To the rear of the compartment we find the Commanderís seat, and recessed in the rear firewall the radio. The Radioís in this set are well detailed, with separate wiring connectors for added detail. The various junction boxes and the little heating vent assembly are also present in reasonable detail.
A very welcome detail is the inclusion of decals for the various instruction and stowage notices, which are always part of the interior of any AFV. Most of these can only be read with the help of a microscope, but one that I particularly like is the one for the Driverís compartment, telling the Driver that ĎWhilst driving, remove foot from clutch pedalí. Replacing clutch plates must have been a tricky job.
The engine compartment is basic but fairly well detailed. The only thing missed by Eduard is the coolant hose connecting the cylinder head to the radiator, but apart from that itís spot on. The lower part of the engine block is a bit skinny, but that wonít be noticeable once fitted inside the engine bay. To finish the engine of you might want to add some wiring and plumbing detail.
On to the exterior.

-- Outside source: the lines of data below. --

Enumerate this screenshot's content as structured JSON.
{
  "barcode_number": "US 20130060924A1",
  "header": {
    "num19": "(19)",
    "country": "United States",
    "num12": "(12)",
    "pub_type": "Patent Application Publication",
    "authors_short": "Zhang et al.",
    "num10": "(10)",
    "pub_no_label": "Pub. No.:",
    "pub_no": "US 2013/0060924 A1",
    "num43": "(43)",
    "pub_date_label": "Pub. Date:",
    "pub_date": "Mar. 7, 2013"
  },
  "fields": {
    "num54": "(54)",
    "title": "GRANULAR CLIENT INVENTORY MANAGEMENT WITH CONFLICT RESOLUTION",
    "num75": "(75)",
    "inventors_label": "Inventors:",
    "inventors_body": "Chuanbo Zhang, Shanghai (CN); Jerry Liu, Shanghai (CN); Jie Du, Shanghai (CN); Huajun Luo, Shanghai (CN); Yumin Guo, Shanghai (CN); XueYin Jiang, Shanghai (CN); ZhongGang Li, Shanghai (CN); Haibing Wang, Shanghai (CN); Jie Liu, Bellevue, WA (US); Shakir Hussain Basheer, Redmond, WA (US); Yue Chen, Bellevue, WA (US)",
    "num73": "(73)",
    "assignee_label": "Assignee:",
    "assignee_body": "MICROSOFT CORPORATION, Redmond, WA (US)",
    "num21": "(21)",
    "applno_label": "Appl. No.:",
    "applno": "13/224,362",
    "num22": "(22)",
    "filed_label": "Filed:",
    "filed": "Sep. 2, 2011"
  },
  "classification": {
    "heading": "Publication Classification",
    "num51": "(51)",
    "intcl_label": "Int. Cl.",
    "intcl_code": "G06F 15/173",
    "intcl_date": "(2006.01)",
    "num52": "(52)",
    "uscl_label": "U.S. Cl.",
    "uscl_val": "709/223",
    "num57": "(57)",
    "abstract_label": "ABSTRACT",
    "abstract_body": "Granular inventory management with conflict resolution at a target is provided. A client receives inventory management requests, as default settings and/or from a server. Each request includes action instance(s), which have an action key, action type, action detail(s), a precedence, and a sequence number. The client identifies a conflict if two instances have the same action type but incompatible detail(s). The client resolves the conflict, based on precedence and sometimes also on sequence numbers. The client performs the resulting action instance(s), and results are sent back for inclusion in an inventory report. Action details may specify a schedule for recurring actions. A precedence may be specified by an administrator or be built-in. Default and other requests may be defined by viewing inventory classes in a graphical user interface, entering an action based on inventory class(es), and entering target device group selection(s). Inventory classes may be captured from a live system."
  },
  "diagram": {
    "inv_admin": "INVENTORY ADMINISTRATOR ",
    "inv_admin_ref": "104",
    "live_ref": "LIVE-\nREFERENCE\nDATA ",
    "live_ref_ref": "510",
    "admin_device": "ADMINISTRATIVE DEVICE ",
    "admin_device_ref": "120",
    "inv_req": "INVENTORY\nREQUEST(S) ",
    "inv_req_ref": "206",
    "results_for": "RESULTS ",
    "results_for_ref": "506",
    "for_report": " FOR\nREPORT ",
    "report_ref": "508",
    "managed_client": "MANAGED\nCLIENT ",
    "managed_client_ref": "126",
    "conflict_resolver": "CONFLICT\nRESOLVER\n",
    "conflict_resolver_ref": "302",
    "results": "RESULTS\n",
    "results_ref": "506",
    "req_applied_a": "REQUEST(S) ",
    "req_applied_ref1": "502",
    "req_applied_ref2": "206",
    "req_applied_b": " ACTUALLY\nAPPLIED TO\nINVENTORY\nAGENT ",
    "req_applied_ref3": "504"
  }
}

All the exterior fittings are done well again, extensive use of Photo-etch adding great detail to tool clamps and spare track link brackets and such. It goes without saying the Photo-etch toolbox on the rear mudguard is a vast improvement over the plastic kit parts, but take note of the instructions, as there are two versions, and it depends on the final decal option which one you should use.
The suspension units have reasonably good detail, right down to the six small bolts on the parabolic spring hangers. The wheels and sprockets are good on the outside, but they lack hub bracing for the sprockets and bolts on the inside of the wheelrims. A minor detail for most, and when the model is finished with the track and skirts in place not really that prominent. One detail that has been missed is the casting mark numbers on top of the gun yoke. These can however be added by slicing a few numbers of the sprues and gluing them with some liquid glue.
Eduard has a deserved reputation for producing excellent Photo-etch sets for AFV models from most manufacturers. The Hetzer is the first plastic AFV kit they have produced, and, having opted to pull the stops out, itís a complete and impressive kit. Having said that, there are some issues. Some, like the sinkhole on the manifold and jack, can be overcome and are not a great problem. The tracks on the other hand are a different matter. Considering that the rest of the kit, and indeed part of the track sprue, has been moulded and produced so well, I find the amount of flash below standard. The tracks will clean up, but I would expect better from a kit that costs around £40. There is also a confusing mention of Ďoptional Photo-etched side skirtsí in the features listing on the box top, which in my mind means that these are included in the kit as an option. They are not; there is not even a mention of them in the instructions. Why this Ďoptioní is mentioned on the box is not clear.
But the kit as a whole is excellent, and a benchmark model of the Hetzer. The interior is spot on, the extra Photo-etch replaces some of the over scale plastic assemblies of the earlier kits and the instructions are a benchmark that other manufacturers would do well to take a look at. Not only instructions, but also a mini reference work, complete with period photos, history and specifications of the vehicle and a mention of and thank you to the people and resources that helped in the development of the kit. This is definitely an instruction book that you want to keep after you have built the model.
So then, despite the tracks, I do recommend this kit to all fans of German Armour.
- Hetzer & G-13 by Mike Koenig and George Parada Published by Kagero
- Encyclopaedia of German Tanks of WWII by Peter Chamberlain and Hilary Doyle
- The Internet
My thanks to Eduard
for this review sample.